This trial gave Lee a small reprieve from the next treatment, but more importantly, it gave us time. Even though he suffered some of the typical side effects that come with many of these drugs, they were manageable and didn’t hinder his incredible sense of optimism and hope. Of all the subsequent treatments Lee endured through the years fighting metastatic breast cancer, this first clinical trial yielded the most significant results.

In the years after Lee’s death, I have searched for ways to bring purpose to my life, while honoring Lee’s. The organization that has always supported us from Lee’s initial diagnosis, through his recurrence and beyond, is Susan G. Komen. I was so grateful that Komen opened its arms to me when I proposed beginning an educational fund about male breast cancer in Lee’s name. Though the fund is still in its first year, we have been able to help provide programs to bring greater awareness about breast cancer in men.  

Most recently, I had the honor to attend an event with Komen and several of its Scientific Advisory Board members and Komen Scholars. This group of renown breast oncology clinicians, scholars and scientists joined a small group of guests to talk about the latest advancements and challenges in their field. It was fascinating, informative and inspiring. The dedication and commitment shown by these individuals is what will one day bring us to the end of breast cancer.

One person I didn’t expect to meet was a member of this Board, Dr. Alan Ashworth. Dr. Ashworth was the very person who developed the PARP inhibitor! I described Lee’s journey and told Dr. Ashworth of the outstanding results Lee had from the clinical trial. He was singularly responsible for giving us more time. My eyes welled up as I was overcome with an intense feeling of gratitude for this man, and the gratitude was reciprocal.
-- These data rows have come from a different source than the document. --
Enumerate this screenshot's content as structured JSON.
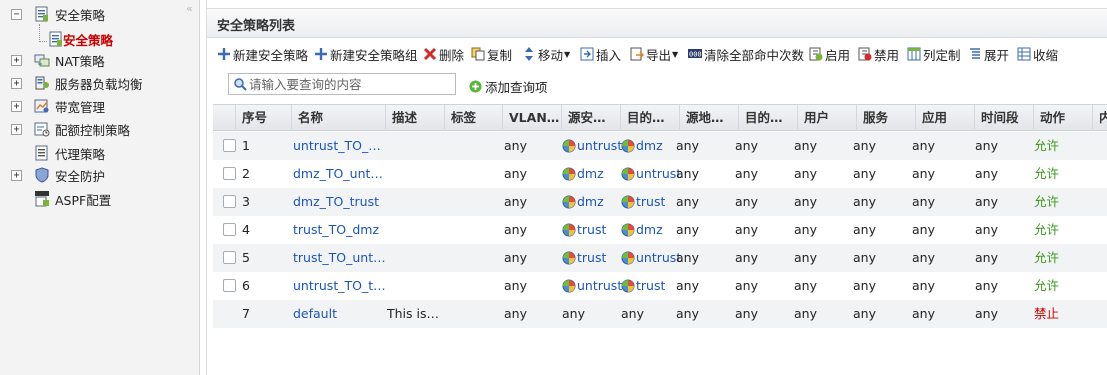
{
  "sidebar": {
    "collapse_glyph": "«",
    "items": [
      {
        "label": "安全策略",
        "toggle": "−",
        "icon": "policy-doc-icon"
      },
      {
        "label": "安全策略",
        "icon": "policy-doc-icon",
        "selected": true
      },
      {
        "label": "NAT策略",
        "toggle": "+",
        "icon": "nat-icon"
      },
      {
        "label": "服务器负载均衡",
        "toggle": "+",
        "icon": "server-lb-icon"
      },
      {
        "label": "带宽管理",
        "toggle": "+",
        "icon": "bandwidth-icon"
      },
      {
        "label": "配额控制策略",
        "toggle": "+",
        "icon": "quota-icon"
      },
      {
        "label": "代理策略",
        "icon": "proxy-icon"
      },
      {
        "label": "安全防护",
        "toggle": "+",
        "icon": "shield-icon"
      },
      {
        "label": "ASPF配置",
        "icon": "aspf-icon"
      }
    ]
  },
  "panel": {
    "title": "安全策略列表"
  },
  "toolbar": {
    "new_policy": "新建安全策略",
    "new_group": "新建安全策略组",
    "delete": "删除",
    "copy": "复制",
    "move": "移动",
    "insert": "插入",
    "export": "导出",
    "clear_hits": "清除全部命中次数",
    "enable": "启用",
    "disable": "禁用",
    "customize_columns": "列定制",
    "expand": "展开",
    "collapse": "收缩"
  },
  "search": {
    "placeholder": "请输入要查询的内容",
    "add_query": "添加查询项"
  },
  "table": {
    "headers": {
      "seq": "序号",
      "name": "名称",
      "desc": "描述",
      "tag": "标签",
      "vlan": "VLAN…",
      "src_zone": "源安…",
      "dst_zone": "目的…",
      "src_addr": "源地…",
      "dst_addr": "目的…",
      "user": "用户",
      "service": "服务",
      "app": "应用",
      "time": "时间段",
      "action": "动作",
      "content": "内容"
    },
    "rows": [
      {
        "seq": "1",
        "name": "untrust_TO_…",
        "desc": "",
        "tag": "",
        "vlan": "any",
        "src": "untrust",
        "dst": "dmz",
        "src_addr": "any",
        "dst_addr": "any",
        "user": "any",
        "service": "any",
        "app": "any",
        "time": "any",
        "action": "允许",
        "action_type": "allow"
      },
      {
        "seq": "2",
        "name": "dmz_TO_unt…",
        "desc": "",
        "tag": "",
        "vlan": "any",
        "src": "dmz",
        "dst": "untrust",
        "src_addr": "any",
        "dst_addr": "any",
        "user": "any",
        "service": "any",
        "app": "any",
        "time": "any",
        "action": "允许",
        "action_type": "allow"
      },
      {
        "seq": "3",
        "name": "dmz_TO_trust",
        "desc": "",
        "tag": "",
        "vlan": "any",
        "src": "dmz",
        "dst": "trust",
        "src_addr": "any",
        "dst_addr": "any",
        "user": "any",
        "service": "any",
        "app": "any",
        "time": "any",
        "action": "允许",
        "action_type": "allow"
      },
      {
        "seq": "4",
        "name": "trust_TO_dmz",
        "desc": "",
        "tag": "",
        "vlan": "any",
        "src": "trust",
        "dst": "dmz",
        "src_addr": "any",
        "dst_addr": "any",
        "user": "any",
        "service": "any",
        "app": "any",
        "time": "any",
        "action": "允许",
        "action_type": "allow"
      },
      {
        "seq": "5",
        "name": "trust_TO_unt…",
        "desc": "",
        "tag": "",
        "vlan": "any",
        "src": "trust",
        "dst": "untrust",
        "src_addr": "any",
        "dst_addr": "any",
        "user": "any",
        "service": "any",
        "app": "any",
        "time": "any",
        "action": "允许",
        "action_type": "allow"
      },
      {
        "seq": "6",
        "name": "untrust_TO_t…",
        "desc": "",
        "tag": "",
        "vlan": "any",
        "src": "untrust",
        "dst": "trust",
        "src_addr": "any",
        "dst_addr": "any",
        "user": "any",
        "service": "any",
        "app": "any",
        "time": "any",
        "action": "允许",
        "action_type": "allow"
      },
      {
        "seq": "7",
        "name": "default",
        "desc": "This is…",
        "tag": "",
        "vlan": "any",
        "src": "any",
        "dst": "any",
        "src_addr": "any",
        "dst_addr": "any",
        "user": "any",
        "service": "any",
        "app": "any",
        "time": "any",
        "action": "禁止",
        "action_type": "deny",
        "plain_zones": true,
        "no_checkbox": true
      }
    ]
  },
  "colors": {
    "link": "#1a56b8",
    "allow": "#3a9a1a",
    "deny": "#cc0000",
    "selected_tree": "#cc0000"
  }
}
Dr. Ashworth explained that he works in a lab and has no patient interaction.  For me to personally describe how his life’s work improved our lives gave him the same sense of gratitude. My only regret was that Lee couldn’t be there to thank him too. I know he always felt that this treatment was his silver bullet.

Meeting this esteemed scientist and seeing the direct affect he had on our lives felt like coming full circle. I know there are hundreds, if not thousands of breast cancer experts all working to discover the elusive cures and better treatments and diagnostics. Gratitude alone seems insufficient. How do you thank someone for time?

Kathy Giller with Alan Ashworth, Ph.D., F.R.S., President of the UCSF Helen Diller Family Comprehensive Cancer Center in San Francisco